Algemron is a bit knottier. The two planets there, Alitar and Galvin, have been at each other for decades. We have heard rumors about a new drug, whitespike, coming from there with what sounds like gardhyi enforcers, rumors of teln infestation of Galvin leadership, and all kinds of other weird stuff. Galvin has a pretty good fleet. Both systems are ignoring the rest of the Verge while locked in their death grapple. We decided to send the Red Queen, stealthed, with the B Team and a squad of Recon Marines to figure out what is going on and, probably, shoot it.

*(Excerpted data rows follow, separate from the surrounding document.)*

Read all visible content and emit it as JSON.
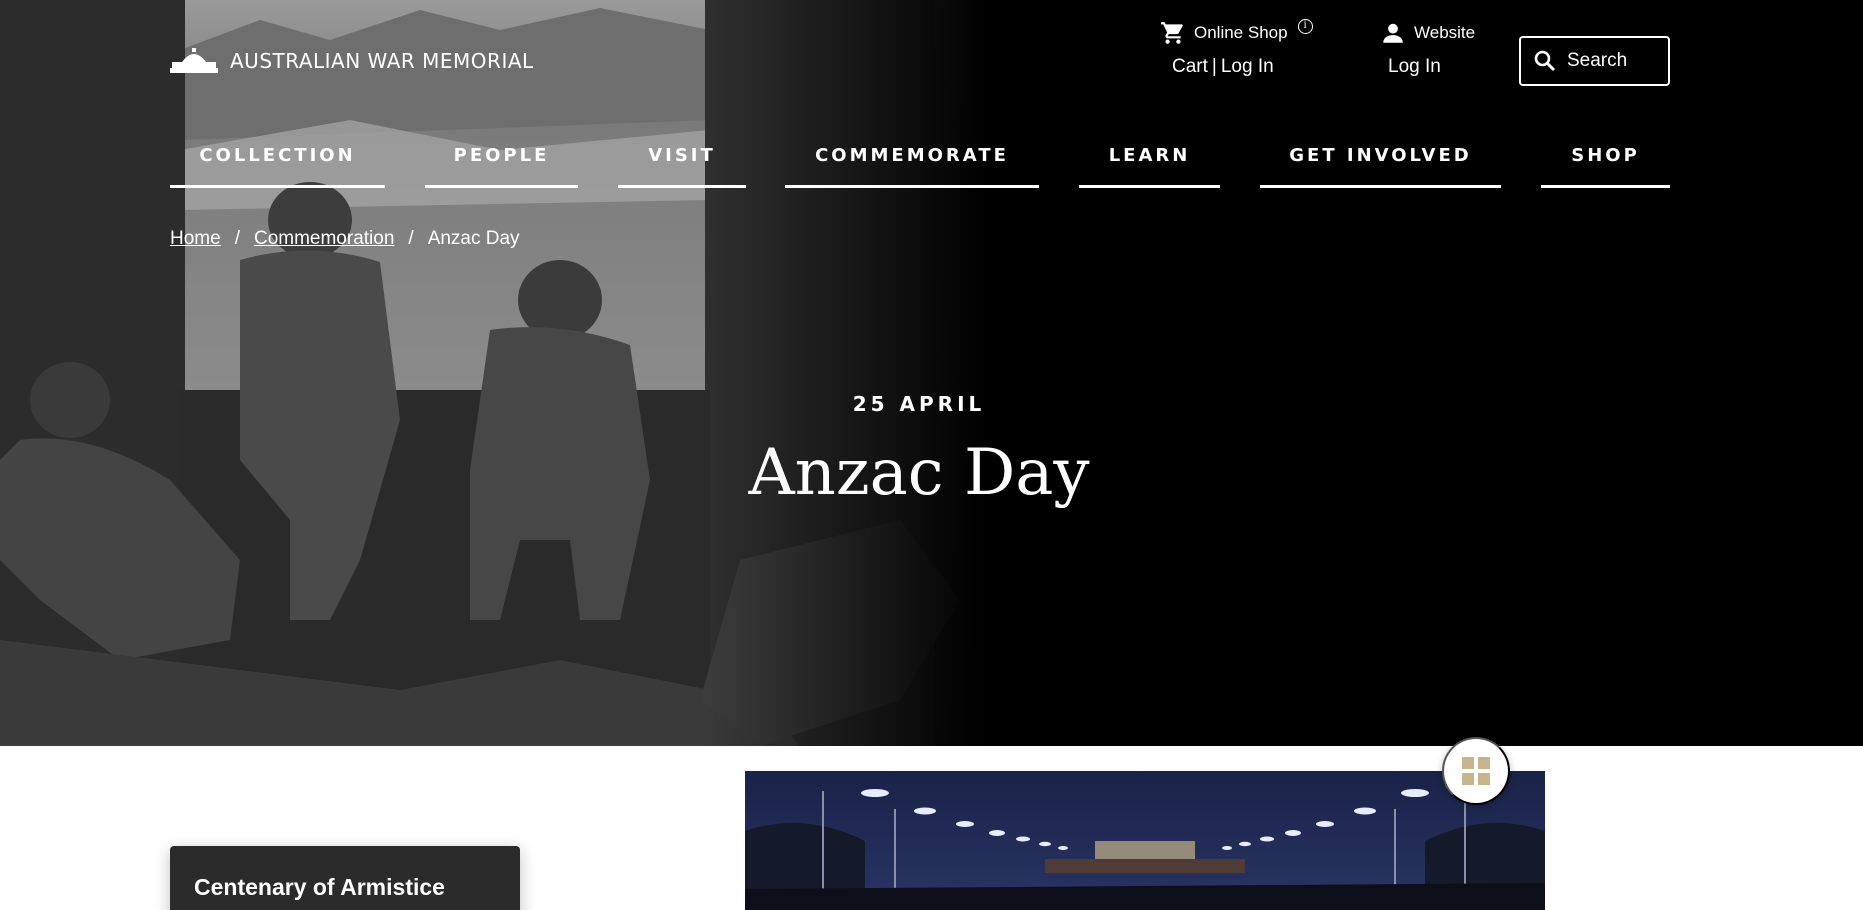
{
  "brand": {
    "name": "AUSTRALIAN WAR MEMORIAL"
  },
  "utility": {
    "shop": {
      "label": "Online Shop",
      "info": "i",
      "cart": "Cart",
      "separator": "|",
      "login": "Log In"
    },
    "account": {
      "label": "Website",
      "login": "Log In"
    },
    "search": {
      "label": "Search"
    }
  },
  "nav": {
    "items": [
      {
        "label": "COLLECTION"
      },
      {
        "label": "PEOPLE"
      },
      {
        "label": "VISIT"
      },
      {
        "label": "COMMEMORATE"
      },
      {
        "label": "LEARN"
      },
      {
        "label": "GET INVOLVED"
      },
      {
        "label": "SHOP"
      }
    ]
  },
  "breadcrumb": {
    "home": "Home",
    "separator": "/",
    "section": "Commemoration",
    "current": "Anzac Day"
  },
  "hero": {
    "kicker": "25 APRIL",
    "title": "Anzac Day"
  },
  "sidebar": {
    "card_title": "Centenary of Armistice"
  },
  "colors": {
    "hero_bg": "#000000",
    "card_bg": "#2b2b2b",
    "grid_icon": "#c8b48a",
    "night_sky": "#1a2248"
  },
  "icons": [
    "memorial-logo-icon",
    "cart-icon",
    "info-icon",
    "person-icon",
    "search-icon",
    "grid-icon"
  ]
}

Interestingly, Markus, my B Team character, was talking with this fraal smuggler on Wreathe, Kiara Mantel, trying to get the lay of the land, and they really started vibing on each other (a routine Personality check to see whether she would deal with him resulted in a critical success). We’ll see what happens when we get back from the weapons drop – when we return, she’s supposed to give us a contact in the resistance on Galvin. Markus isn’t a ladies’ man, and love isn’t a primary motivation for him – as a mutant, he generally feels somewhat alienated from normal peoples’ goings-on. He’s only had two relationships in the campaign, a short unfulfilling one with an unemotional Thuldan engineer and then a more “party sex” one with infamous pirate Captain Cassoval. Upon further reflection, a fraal smuggler does somewhat split the difference between those two. A gruff muscled warlion and a sly frail psychic seems like an odd match, but I guess it worked for Arnold and Maria (well, until recent unfortunate events).